■ WORK ITEM
All lines in the material below that contain "timestamp" should be located and copied.

** Opening DATASET EXCERPTS block **

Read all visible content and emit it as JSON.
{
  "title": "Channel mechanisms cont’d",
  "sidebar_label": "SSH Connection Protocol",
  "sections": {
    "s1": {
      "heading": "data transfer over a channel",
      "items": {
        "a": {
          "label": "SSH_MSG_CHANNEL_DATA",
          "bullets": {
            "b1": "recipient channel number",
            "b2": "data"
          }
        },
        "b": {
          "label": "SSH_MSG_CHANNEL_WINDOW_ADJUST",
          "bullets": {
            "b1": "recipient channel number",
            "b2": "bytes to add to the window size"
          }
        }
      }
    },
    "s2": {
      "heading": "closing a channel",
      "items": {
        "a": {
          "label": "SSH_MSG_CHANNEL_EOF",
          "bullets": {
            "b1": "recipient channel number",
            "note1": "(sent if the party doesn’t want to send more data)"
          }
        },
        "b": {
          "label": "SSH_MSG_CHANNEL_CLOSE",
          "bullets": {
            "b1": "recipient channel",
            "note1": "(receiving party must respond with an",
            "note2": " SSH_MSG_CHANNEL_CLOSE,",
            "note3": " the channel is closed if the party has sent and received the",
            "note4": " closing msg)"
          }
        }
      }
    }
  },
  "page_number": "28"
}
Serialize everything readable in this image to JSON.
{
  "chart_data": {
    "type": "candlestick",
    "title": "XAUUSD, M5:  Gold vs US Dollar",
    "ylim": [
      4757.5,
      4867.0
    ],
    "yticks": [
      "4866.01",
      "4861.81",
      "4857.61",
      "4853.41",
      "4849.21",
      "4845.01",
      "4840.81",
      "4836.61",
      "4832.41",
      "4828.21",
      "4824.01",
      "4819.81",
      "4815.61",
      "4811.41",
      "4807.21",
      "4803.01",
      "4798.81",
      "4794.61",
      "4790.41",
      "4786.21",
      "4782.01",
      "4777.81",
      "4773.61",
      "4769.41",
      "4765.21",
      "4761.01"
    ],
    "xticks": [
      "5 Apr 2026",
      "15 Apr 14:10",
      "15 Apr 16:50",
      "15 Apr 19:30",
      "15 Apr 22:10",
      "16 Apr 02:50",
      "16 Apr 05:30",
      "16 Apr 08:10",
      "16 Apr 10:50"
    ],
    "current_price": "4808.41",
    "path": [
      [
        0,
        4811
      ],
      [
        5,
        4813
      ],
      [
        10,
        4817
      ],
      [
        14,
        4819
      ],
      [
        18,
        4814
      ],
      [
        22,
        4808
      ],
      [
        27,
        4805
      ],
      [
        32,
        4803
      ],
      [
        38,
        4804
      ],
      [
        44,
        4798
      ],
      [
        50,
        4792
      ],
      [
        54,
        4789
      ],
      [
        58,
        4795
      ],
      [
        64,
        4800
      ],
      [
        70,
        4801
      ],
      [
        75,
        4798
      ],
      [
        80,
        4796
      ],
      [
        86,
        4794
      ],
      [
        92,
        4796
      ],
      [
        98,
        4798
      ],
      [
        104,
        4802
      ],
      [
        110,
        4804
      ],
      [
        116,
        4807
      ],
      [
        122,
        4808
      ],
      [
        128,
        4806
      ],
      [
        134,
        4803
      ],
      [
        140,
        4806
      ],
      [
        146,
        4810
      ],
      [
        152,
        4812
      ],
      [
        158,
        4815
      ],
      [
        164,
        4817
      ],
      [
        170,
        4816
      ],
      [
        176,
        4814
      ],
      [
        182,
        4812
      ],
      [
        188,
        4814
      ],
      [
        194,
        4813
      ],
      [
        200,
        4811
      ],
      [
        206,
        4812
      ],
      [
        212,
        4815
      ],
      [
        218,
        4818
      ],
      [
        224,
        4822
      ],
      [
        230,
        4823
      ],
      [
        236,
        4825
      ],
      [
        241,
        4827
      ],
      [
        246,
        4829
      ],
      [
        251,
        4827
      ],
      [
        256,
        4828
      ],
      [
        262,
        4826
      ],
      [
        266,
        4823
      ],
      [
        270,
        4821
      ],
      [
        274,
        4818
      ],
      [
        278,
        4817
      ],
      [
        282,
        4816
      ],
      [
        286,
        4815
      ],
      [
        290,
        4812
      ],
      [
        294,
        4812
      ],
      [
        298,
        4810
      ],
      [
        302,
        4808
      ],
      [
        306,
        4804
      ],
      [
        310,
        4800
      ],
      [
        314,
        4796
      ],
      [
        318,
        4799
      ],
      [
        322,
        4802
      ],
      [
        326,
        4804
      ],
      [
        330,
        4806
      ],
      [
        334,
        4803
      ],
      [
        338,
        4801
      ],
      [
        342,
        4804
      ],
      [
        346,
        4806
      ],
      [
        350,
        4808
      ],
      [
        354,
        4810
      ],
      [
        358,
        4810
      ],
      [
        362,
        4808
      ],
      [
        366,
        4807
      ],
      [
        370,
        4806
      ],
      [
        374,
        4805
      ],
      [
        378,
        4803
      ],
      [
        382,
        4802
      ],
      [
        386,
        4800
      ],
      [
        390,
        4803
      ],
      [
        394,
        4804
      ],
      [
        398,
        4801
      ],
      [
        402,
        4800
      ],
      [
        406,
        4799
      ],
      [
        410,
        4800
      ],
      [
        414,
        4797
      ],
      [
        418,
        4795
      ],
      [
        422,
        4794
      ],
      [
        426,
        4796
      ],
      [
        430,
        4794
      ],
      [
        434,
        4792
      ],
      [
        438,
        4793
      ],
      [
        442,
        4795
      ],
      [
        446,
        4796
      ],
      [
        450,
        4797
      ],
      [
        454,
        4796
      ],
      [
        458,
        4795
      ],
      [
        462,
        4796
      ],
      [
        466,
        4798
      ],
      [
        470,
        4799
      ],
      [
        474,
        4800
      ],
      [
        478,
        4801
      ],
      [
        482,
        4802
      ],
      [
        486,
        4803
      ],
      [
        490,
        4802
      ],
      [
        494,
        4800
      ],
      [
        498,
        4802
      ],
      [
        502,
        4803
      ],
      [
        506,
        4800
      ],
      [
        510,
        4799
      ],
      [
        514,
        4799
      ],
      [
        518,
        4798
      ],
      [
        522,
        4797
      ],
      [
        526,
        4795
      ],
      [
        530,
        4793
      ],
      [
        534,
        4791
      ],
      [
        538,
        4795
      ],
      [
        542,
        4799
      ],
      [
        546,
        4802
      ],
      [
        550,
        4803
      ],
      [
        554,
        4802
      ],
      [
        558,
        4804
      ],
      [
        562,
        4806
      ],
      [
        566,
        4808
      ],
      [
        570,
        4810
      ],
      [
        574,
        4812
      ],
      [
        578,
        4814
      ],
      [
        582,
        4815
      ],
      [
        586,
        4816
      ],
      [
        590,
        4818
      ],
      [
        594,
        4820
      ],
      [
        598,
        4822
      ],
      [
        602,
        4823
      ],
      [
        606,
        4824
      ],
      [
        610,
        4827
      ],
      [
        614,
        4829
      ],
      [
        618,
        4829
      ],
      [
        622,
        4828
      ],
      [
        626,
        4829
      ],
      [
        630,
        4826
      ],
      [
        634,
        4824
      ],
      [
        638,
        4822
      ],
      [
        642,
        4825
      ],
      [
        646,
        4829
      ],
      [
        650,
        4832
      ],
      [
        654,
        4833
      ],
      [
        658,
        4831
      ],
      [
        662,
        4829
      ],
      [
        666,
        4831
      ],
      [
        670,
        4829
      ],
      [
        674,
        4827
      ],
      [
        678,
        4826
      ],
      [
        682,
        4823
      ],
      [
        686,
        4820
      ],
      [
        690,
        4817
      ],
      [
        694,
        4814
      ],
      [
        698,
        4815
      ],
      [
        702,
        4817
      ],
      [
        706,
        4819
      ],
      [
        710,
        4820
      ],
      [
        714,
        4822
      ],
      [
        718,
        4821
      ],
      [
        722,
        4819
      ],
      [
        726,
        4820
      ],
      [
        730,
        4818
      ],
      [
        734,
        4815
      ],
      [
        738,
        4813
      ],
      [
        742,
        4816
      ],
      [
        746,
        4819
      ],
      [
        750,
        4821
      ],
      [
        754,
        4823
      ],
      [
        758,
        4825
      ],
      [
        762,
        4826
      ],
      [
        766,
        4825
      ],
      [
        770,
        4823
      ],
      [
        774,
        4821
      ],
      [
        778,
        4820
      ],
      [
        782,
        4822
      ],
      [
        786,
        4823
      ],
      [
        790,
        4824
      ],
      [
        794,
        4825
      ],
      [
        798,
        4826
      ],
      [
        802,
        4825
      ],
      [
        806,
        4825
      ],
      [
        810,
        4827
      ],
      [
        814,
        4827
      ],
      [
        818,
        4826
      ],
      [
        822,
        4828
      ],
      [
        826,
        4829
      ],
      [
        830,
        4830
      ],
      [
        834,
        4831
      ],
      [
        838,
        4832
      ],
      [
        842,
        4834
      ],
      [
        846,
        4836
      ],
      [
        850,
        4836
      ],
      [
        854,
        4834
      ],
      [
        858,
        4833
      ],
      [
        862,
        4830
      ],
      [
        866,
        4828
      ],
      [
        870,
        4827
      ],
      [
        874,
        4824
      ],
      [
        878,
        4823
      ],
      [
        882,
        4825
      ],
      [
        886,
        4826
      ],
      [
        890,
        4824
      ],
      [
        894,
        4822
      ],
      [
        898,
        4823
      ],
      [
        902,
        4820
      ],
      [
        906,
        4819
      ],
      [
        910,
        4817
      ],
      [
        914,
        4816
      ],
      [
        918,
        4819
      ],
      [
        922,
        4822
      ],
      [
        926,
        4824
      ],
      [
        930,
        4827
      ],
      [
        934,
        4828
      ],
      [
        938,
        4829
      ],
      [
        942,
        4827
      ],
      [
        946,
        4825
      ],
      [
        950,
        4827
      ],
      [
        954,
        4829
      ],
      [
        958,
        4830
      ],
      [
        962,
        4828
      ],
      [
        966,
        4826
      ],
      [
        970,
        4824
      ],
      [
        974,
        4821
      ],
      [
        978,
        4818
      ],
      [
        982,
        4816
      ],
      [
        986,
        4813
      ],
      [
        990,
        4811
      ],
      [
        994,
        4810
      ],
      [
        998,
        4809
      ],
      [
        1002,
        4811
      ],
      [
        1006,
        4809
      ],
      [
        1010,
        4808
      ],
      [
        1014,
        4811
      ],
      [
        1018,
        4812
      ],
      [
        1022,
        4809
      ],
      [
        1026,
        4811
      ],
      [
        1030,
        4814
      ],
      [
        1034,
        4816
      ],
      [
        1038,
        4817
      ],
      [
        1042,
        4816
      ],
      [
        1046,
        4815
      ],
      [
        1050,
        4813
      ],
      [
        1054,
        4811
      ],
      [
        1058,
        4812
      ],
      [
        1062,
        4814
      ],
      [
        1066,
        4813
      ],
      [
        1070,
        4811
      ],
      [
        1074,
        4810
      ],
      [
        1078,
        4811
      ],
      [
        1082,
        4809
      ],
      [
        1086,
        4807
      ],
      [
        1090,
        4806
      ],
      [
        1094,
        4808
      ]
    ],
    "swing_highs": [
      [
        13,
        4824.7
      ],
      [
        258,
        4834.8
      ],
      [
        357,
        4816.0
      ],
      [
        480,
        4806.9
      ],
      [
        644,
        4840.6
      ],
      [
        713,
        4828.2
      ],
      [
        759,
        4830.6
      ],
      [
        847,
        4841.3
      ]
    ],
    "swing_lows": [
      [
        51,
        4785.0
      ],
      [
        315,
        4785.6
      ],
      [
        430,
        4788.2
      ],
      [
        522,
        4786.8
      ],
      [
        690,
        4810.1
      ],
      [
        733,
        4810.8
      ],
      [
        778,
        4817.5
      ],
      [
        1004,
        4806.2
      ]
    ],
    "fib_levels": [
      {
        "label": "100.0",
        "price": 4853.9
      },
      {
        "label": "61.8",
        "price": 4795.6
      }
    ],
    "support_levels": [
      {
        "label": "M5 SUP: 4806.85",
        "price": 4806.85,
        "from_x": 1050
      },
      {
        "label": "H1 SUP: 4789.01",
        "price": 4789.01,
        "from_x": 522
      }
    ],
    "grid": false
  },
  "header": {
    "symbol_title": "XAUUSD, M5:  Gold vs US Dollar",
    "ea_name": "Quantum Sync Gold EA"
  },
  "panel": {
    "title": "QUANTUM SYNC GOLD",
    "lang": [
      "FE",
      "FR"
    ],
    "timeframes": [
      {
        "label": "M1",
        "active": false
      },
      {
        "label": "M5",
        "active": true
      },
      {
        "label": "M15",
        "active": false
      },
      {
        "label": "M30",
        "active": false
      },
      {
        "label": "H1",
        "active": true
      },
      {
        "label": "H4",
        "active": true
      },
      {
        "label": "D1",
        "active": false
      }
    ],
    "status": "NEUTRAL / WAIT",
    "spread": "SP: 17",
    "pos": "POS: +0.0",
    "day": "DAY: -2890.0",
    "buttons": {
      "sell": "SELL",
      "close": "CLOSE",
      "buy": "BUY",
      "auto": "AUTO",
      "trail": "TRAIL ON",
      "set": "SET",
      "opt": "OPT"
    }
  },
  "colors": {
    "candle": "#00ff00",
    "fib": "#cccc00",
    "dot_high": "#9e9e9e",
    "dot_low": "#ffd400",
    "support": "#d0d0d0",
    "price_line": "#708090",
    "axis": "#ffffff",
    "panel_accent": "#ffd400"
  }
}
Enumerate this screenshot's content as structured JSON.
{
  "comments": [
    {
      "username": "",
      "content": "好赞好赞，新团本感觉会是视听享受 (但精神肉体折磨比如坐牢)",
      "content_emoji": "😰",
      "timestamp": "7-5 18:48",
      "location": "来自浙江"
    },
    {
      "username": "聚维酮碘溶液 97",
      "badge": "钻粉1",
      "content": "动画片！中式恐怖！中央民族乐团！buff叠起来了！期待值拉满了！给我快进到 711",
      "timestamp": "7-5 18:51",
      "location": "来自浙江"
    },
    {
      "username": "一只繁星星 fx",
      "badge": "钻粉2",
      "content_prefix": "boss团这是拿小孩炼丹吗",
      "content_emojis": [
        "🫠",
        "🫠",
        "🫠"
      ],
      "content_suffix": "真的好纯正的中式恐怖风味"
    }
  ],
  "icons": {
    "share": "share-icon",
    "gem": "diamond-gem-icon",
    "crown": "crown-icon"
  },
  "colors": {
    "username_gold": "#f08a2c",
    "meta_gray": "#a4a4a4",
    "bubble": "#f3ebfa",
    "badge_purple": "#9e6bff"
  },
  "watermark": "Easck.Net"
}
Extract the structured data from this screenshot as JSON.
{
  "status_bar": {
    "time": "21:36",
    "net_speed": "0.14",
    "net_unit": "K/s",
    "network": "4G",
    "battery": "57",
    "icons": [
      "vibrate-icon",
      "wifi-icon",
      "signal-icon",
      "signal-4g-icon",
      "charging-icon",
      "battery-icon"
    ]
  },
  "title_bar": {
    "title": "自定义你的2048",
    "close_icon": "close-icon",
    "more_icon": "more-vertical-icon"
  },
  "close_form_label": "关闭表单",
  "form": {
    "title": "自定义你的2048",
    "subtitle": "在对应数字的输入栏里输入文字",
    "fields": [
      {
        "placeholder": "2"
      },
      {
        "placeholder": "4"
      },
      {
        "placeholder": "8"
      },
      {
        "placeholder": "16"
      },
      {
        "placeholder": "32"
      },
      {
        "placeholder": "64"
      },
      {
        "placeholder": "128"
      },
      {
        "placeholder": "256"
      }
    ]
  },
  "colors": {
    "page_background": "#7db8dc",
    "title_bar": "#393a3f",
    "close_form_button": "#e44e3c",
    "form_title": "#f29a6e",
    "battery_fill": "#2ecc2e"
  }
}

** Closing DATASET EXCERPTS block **

■ OUTPUT FOR THIS EXERCISE
      "timestamp": "7-5 18:48",
      "timestamp": "7-5 18:51",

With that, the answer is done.